A unanimous Supreme Court ruled yesterday that states, consumers and competitors can obtain court orders to undo corporate mergers found to violate federal antitrust law.

The decision is likely to instill caution among the already-wary players in the takeover market. The California state attorney general immediately vowed to use the ruling in "putting the brakes on merger mania."

In antitrust suits brought by the federal government, it has long been clear that judges can direct companies to keep their merged operations separate until the courts determine whether the combination violates antitrust law by impeding competition. The judges can then order the company to divest itself of the newly acquired asset.

Yesterday's decision gives judges the same broad power to order divestiture in suits brought by states, consumers or others who contend that they will be injured by a merger. Had the ruling gone the other way, a court would have been largely limited to ordering that triple damages be paid to those injured by the merger.

The issue is particularly significant because the federal government, beginning with the Reagan administration, has looked more kindly on mergers than many state attorneys general.

In another decision expanding states' power in the antitrust field last year, the court said that states can allow indirect purchasers such as retail customers to sue price fixers under state antitrust laws even though federal law would bar them from making such claims.

In a friend-of-the-court brief in the case decided yesterday, 32 states had complained that a lower court ruling limiting their power to seek nullification of a merger had "substantially impaired" their ability to enforce the antitrust laws.

On the other side, the Business Roundtable said companies could be deterred from pursuing beneficial mergers if they continue to "face a high level of uncertainty" because of private suits brought even after their plans have been cleared by federal officials.

"Encouraging states to be active in the antitrust field is the wrong way to go," Thomas B. Leary, an official of the Business Roundtable, said yesterday. "It is particularly ironic that when Europe is moving toward uniform rules for a common market, we're moving in the opposite direction."

The ruling came in a lawsuit brought by the California attorney general challenging the $2.5 billion merger of American Stores Co., the state's fourth-largest grocery chain, with Lucky Stores Inc., the largest in the state.

American, which operates the Alpha Beta supermarkets, launched a hostile tender offer for Lucky in March 1988 and bought the company in June. In August, the Federal Trade Commission permitted the merger to go forward after American agreed to sell 37 of its supermarkets.
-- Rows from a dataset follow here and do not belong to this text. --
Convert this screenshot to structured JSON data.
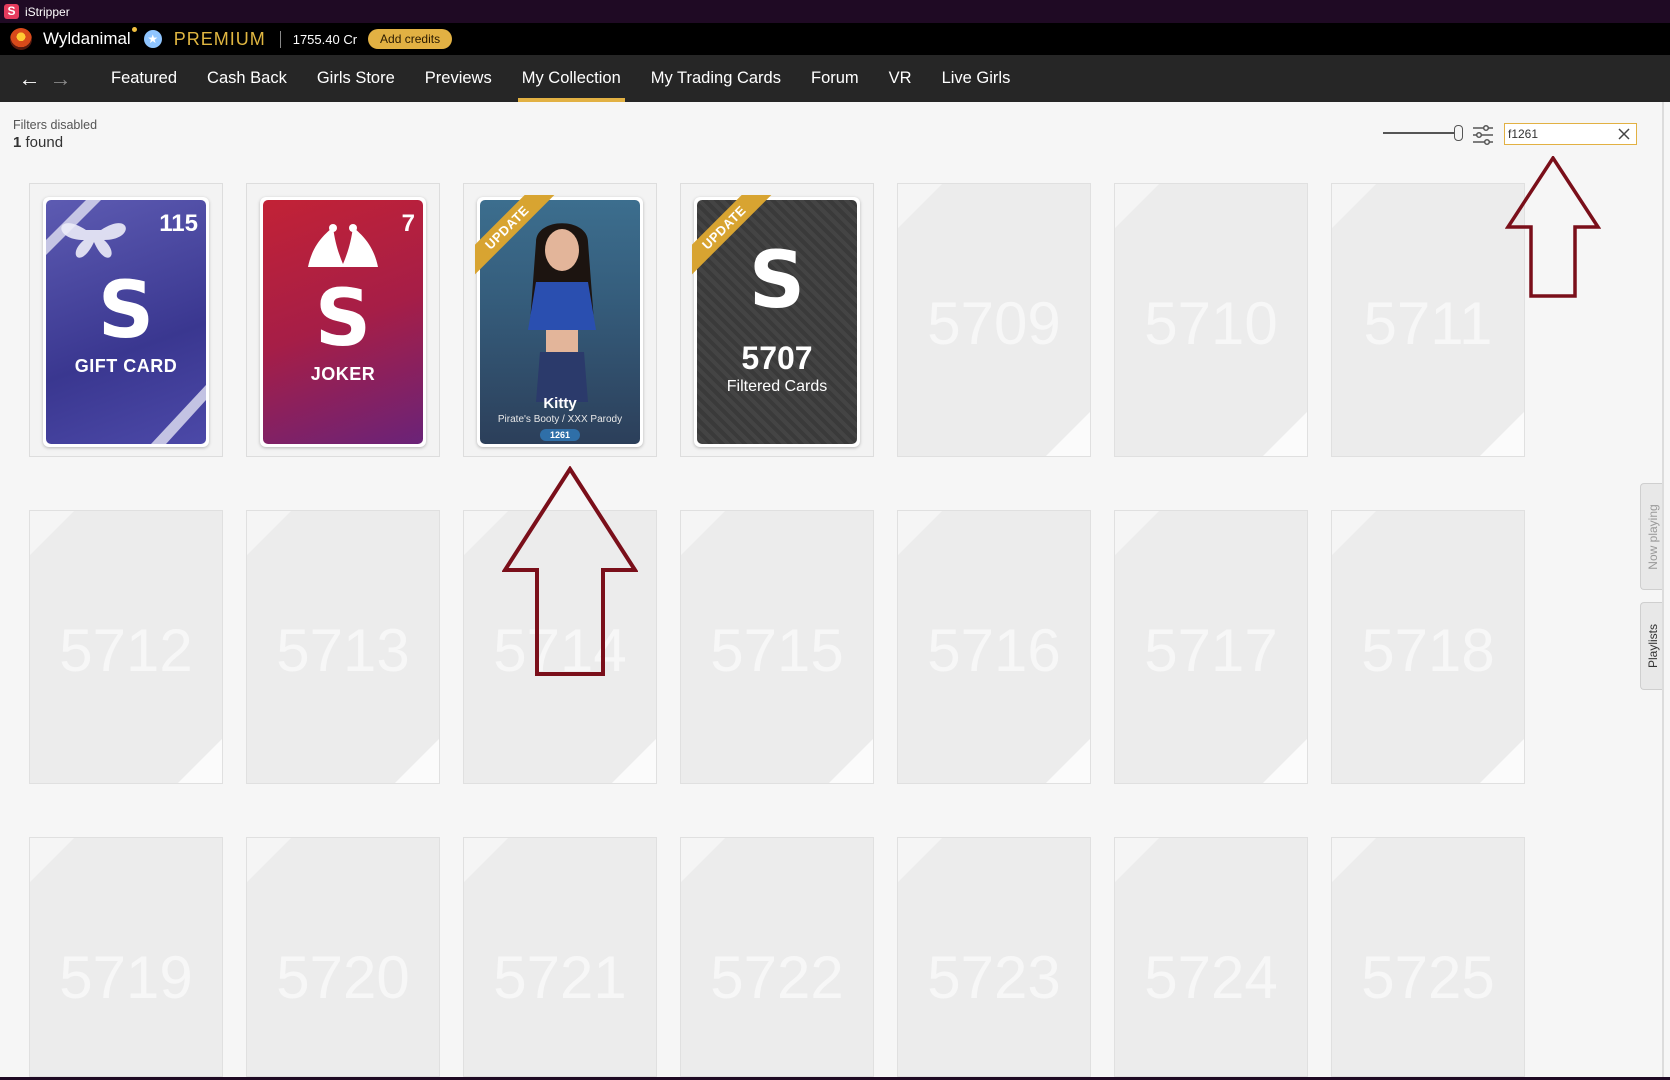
{
  "window": {
    "title": "iStripper",
    "logo_letter": "S"
  },
  "user": {
    "name": "Wyldanimal",
    "badge": "★",
    "tier": "PREMIUM",
    "credits": "1755.40 Cr",
    "add_credits_label": "Add credits"
  },
  "nav": {
    "back_glyph": "←",
    "forward_glyph": "→",
    "tabs": [
      {
        "label": "Featured"
      },
      {
        "label": "Cash Back"
      },
      {
        "label": "Girls Store"
      },
      {
        "label": "Previews"
      },
      {
        "label": "My Collection",
        "active": true
      },
      {
        "label": "My Trading Cards"
      },
      {
        "label": "Forum"
      },
      {
        "label": "VR"
      },
      {
        "label": "Live Girls"
      }
    ],
    "accent_color": "#e2b143"
  },
  "status": {
    "filters_label": "Filters disabled",
    "found_count": "1",
    "found_suffix": " found"
  },
  "toolbar": {
    "search_value": "f1261",
    "zoom_level": 1.0
  },
  "cards": {
    "gift": {
      "count": "115",
      "logo": "S",
      "caption": "GIFT CARD"
    },
    "joker": {
      "count": "7",
      "logo": "S",
      "caption": "JOKER"
    },
    "kitty": {
      "ribbon": "UPDATE",
      "name": "Kitty",
      "subtitle": "Pirate's Booty / XXX Parody",
      "id": "1261"
    },
    "filtered": {
      "ribbon": "UPDATE",
      "logo": "S",
      "count": "5707",
      "label": "Filtered Cards"
    }
  },
  "placeholder_slots": [
    "5709",
    "5710",
    "5711",
    "5712",
    "5713",
    "5714",
    "5715",
    "5716",
    "5717",
    "5718",
    "5719",
    "5720",
    "5721",
    "5722",
    "5723",
    "5724",
    "5725"
  ],
  "side_tabs": {
    "now_playing": "Now playing",
    "playlists": "Playlists"
  },
  "colors": {
    "titlebar": "#1f0a24",
    "navbar": "#262626",
    "premium": "#e0b641",
    "annotation_arrow": "#7a0f1a"
  }
}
The next day, California Attorney General John van de Kamp filed suit against the company, contending that the merger would eliminate competition and cost state consumers $440 million annually in higher grocery prices. The company estimated that its customers would save $50 million a year because of more efficient operations.

A federal judge, finding that "the citizens of California will be substantially and irreparably harmed" by the merger, ordered the combined companies to keep their operations separate while the case proceeded.

The federal appeals court in San Francisco agreed that the merger probably violated antitrust law. But the court said the judge did not have power, in an antitrust suit brought by a private party, to stop the companies from combining operations. As the representative of consumers, the state is treated as a private party in such suits.

In reversing the appeals court ruling yesterday in California v. American Stores Co., Justice John Paul Stevens said the Clayton Act, which allows private parties to obtain "injunctive relief ... against threatened loss or damage by a violation of the antitrust laws," is "plainly sufficient" to allow divestiture orders.

He said that interpretation "fits well in a statutory scheme that favors private enforcement, subjects mergers to searching scrutiny and regards divestiture as the remedy best suited to redress the ills of an anticompetitive merger."

In a concurring opinion, Justice Anthony M. Kennedy said he agreed with the decision but noted that California's delay in challenging the merger -- waiting until after the FTC had completed its review and approved the plan -- could prevent the state from obtaining a divestiture because it waited too long to file suit.

Andrea Sheridan Ordin, chief assistant attorney general for California, said the Supreme Court ruling would enable states and private individuals to "fill in some of the gaps" in antitrust enforcement.

The high court ruling "gives state attorneys general a hammer they didn't have before," said Christopher O.B. Wright, a Los Angeles antitrust attorney with the firm Latham & Watkins. Wright said the case would be "a big boost to state antitrust enforcement and a prod to federal enforcement." Before yesterday, merging companies had no incentive to negotiate with state officials because states had no remedy after the completion of combinations. Now, Wright said, state attorneys general are "a force to be reckoned with."

American Stores will now have to return to lower courts and go to trial on the merits of the merger. Michael T. Miller, senior vice president for American Stores, said that keeping the chains separate had hurt morale and made it impossible to achieve millions of dollars a year in savings.

Staff writer Steven Mufson contributed to this report.